By DAVID WILKES, Daily Mail

5th June 2006




Career switch: Terrence Houlahan in his NYPD uniform



As a police officer on the streets of New York, it was Terrence Houlahan's duty to protect the public from violent crooks.

But when he moved to Britain and joined the probation service in Essex, he was shocked to discover there was quite a different approach to law and order.

Mr Houlahan, 39, repeatedly clashed with his new bosses because they failed to discipline or send back to prison criminals who breached the terms of their community sentences or parole.

The situation reached breaking point when Mr Houlahan refused to join collective cheering for a fictional character called 'Billy the offender' at a motivational conference.

The New Yorker was sacked after an official report into his behaviour found 'he appears to see public protection as the key task in his role and could not identify with the idea of rehabilitation of offenders'.

In one astonishing case, Mr Houlahan was staggered when a man of 23 who breached the terms of his licence by threatening his parents was given an 'anger diary' instead of being put behind bars.

Weeks later the thug assaulted his mother and father and beat up a police officer. He was sentenced to four months in prison.

Mr Houlahan now plans to take the probation service to an employment tribunal.

He claims he was unfairly dismissed last October after complaints of insubordination, inappropriate behaviour towards colleagues and unauthorised absence. He was also found to have breached health and safety rules by failing to take a full hour off for his lunch break.

Mr Houlahan, who moved to Britain after meeting his British wife Nichola, told The Sunday Times: "I wanted to bring the skills I learnt as an NYPD cop to the probation service.

"Seeing the results of crime on the ground, I thought it was my duty to help protect the public.

'More interested in rights of offender

"The probation service were more interested in the so-called rights of the offender and hellbent on keeping him out of jail than actually looking at the facts."

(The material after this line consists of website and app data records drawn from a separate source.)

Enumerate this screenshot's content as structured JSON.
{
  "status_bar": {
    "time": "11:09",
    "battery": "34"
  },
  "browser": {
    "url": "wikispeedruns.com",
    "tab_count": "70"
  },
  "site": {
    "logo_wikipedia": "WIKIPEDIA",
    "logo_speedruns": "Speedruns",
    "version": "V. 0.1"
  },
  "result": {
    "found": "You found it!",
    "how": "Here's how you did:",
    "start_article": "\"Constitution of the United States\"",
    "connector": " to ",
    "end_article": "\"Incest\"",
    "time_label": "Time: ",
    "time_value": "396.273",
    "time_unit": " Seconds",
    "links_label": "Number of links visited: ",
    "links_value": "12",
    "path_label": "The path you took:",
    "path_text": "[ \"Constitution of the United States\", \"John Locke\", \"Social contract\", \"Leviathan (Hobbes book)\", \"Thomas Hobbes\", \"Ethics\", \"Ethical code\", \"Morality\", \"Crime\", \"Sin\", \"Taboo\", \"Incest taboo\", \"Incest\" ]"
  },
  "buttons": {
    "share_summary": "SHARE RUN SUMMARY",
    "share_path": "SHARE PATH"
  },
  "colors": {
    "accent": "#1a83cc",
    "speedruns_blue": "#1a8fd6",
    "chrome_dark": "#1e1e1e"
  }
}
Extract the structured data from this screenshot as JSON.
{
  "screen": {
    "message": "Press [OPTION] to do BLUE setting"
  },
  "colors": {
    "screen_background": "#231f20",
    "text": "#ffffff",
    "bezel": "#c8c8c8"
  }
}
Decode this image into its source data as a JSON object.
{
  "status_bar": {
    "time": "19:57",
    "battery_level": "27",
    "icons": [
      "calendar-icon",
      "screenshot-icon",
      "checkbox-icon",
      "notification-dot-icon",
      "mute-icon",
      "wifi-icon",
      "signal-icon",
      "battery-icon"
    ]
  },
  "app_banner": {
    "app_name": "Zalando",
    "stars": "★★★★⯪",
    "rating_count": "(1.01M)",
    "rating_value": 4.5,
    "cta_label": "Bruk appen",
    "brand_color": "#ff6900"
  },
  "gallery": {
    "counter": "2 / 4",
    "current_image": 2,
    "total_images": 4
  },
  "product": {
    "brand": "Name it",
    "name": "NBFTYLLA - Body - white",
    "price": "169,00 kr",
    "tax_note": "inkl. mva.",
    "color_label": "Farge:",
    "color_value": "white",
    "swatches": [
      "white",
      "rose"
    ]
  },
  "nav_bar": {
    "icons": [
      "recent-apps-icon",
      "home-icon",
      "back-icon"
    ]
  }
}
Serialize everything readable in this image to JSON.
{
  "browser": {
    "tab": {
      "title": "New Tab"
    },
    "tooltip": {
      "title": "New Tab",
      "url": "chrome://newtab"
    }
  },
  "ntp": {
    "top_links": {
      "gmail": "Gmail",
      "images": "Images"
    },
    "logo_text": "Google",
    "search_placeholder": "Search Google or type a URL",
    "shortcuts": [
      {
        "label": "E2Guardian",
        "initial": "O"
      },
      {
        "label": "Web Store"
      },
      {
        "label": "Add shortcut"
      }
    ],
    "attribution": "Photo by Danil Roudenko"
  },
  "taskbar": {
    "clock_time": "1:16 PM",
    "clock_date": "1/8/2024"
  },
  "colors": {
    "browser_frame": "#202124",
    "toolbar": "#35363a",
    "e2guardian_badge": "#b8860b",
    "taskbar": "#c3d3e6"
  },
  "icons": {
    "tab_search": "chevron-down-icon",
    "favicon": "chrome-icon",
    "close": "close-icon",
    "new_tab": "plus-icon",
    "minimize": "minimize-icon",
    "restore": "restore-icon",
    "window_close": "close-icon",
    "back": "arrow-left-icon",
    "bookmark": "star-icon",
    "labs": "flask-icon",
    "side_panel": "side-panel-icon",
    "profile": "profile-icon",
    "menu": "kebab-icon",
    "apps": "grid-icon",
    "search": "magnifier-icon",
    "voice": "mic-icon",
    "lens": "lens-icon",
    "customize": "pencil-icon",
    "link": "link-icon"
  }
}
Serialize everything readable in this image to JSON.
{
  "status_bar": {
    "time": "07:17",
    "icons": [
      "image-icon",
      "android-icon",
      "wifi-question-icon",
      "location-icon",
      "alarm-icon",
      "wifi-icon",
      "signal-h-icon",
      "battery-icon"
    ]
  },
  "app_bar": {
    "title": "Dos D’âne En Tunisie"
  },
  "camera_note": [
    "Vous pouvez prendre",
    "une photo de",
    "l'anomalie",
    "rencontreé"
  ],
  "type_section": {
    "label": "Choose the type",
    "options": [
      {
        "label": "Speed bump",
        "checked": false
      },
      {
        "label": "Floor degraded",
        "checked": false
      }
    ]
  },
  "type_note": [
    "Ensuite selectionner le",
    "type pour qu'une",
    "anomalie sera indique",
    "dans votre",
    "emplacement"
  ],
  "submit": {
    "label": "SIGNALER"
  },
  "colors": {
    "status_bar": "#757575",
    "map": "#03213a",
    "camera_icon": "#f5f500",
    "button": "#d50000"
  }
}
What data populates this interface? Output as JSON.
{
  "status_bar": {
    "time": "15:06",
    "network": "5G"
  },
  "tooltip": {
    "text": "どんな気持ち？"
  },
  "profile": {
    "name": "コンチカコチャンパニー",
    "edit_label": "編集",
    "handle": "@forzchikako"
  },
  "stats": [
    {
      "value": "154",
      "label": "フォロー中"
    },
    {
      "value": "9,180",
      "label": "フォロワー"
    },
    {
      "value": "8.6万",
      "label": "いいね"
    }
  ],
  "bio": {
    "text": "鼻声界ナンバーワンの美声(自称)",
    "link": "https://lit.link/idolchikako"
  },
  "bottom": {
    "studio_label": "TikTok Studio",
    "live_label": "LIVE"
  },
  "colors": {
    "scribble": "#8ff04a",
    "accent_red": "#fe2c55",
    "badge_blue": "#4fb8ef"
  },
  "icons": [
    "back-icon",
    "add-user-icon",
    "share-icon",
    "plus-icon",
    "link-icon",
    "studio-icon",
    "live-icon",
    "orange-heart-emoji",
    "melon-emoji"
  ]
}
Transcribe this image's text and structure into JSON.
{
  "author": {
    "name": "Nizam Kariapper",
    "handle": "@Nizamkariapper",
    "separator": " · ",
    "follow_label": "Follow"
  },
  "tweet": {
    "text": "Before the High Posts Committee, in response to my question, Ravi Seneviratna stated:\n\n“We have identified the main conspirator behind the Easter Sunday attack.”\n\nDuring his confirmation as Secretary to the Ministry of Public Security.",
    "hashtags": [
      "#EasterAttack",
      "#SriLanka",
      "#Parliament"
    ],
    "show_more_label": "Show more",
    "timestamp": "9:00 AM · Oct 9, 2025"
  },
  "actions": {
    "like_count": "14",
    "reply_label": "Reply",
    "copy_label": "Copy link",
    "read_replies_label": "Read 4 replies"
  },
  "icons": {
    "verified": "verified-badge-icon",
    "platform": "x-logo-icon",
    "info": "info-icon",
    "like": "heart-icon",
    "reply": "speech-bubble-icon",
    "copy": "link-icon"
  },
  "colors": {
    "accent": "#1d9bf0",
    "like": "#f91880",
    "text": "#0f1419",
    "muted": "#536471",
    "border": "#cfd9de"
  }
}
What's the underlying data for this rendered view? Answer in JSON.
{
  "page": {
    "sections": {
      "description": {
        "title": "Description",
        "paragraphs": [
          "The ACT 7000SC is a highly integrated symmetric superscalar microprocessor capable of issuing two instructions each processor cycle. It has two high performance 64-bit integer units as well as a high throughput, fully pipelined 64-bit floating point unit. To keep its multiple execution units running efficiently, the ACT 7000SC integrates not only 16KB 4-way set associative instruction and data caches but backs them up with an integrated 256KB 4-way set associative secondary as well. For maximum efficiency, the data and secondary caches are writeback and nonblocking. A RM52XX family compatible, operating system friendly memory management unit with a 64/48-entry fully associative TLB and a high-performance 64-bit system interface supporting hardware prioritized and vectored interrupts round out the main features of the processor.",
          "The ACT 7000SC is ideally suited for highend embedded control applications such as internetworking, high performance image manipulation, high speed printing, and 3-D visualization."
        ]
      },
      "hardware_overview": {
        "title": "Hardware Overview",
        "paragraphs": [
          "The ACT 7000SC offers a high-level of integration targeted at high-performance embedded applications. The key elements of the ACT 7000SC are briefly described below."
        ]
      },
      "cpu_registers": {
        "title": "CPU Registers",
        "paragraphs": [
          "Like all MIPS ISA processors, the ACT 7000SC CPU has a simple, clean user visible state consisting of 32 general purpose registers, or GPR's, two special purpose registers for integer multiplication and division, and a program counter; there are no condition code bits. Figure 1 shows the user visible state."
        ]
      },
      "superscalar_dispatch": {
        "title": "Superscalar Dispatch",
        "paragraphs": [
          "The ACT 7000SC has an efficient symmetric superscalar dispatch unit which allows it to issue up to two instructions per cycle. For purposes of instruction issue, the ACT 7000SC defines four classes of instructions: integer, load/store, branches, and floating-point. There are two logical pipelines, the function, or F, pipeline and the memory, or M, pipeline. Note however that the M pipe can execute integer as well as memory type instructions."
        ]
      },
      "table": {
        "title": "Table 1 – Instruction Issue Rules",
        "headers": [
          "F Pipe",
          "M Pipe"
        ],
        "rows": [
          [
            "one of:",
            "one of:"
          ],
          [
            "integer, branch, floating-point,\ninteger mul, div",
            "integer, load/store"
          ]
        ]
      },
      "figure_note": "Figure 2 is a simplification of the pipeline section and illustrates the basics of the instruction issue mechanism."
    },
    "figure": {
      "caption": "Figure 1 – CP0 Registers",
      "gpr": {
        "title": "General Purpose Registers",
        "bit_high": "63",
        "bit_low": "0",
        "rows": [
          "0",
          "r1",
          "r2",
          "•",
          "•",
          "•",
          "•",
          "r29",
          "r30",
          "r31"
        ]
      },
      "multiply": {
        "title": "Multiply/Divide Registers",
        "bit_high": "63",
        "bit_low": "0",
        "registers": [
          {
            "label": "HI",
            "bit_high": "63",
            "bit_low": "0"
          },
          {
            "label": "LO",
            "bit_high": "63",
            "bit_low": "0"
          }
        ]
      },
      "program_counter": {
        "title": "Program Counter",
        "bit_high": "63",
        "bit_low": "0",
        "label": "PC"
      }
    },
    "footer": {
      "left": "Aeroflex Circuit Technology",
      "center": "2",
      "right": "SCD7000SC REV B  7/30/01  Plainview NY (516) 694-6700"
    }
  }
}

Last month it emerged that more than 10,000 crimes a month are committed by offenders on probation. Mr Houlahan, of Bishops Stortford, Hertfordshire, is a former sergeant in the US special forces. He served with the New York Police Department from 1998 to 2000.

He agrees that the reform of offenders is important, but believes public protection must come first.

"Working for the probation service was totally different from how I imagined it," he said. "I didn't join it to sit in swanky hotels cheering for Billy the offender but to protect the public."

In another incident, he was suspended for three weeks for 'violating the confidentiality' of a criminal he had removed from a group workshop because he was racially insulting participants. Mr Houlahan claims he was told by managers that the offender had only insulted others 'when he was angry'.

Essex probation service declined to comment on the detail of Mr Houlahan's allegations or on its policies, because of the possible legal action. A spokesman said: "Mr Houlahan was dismissed after a thorough disciplinary investigation, and a subsequent appeal, which was unanimously dismissed.

"The probation service has as its absolute primary aim the prevention of further crime."

dailymail.co.uk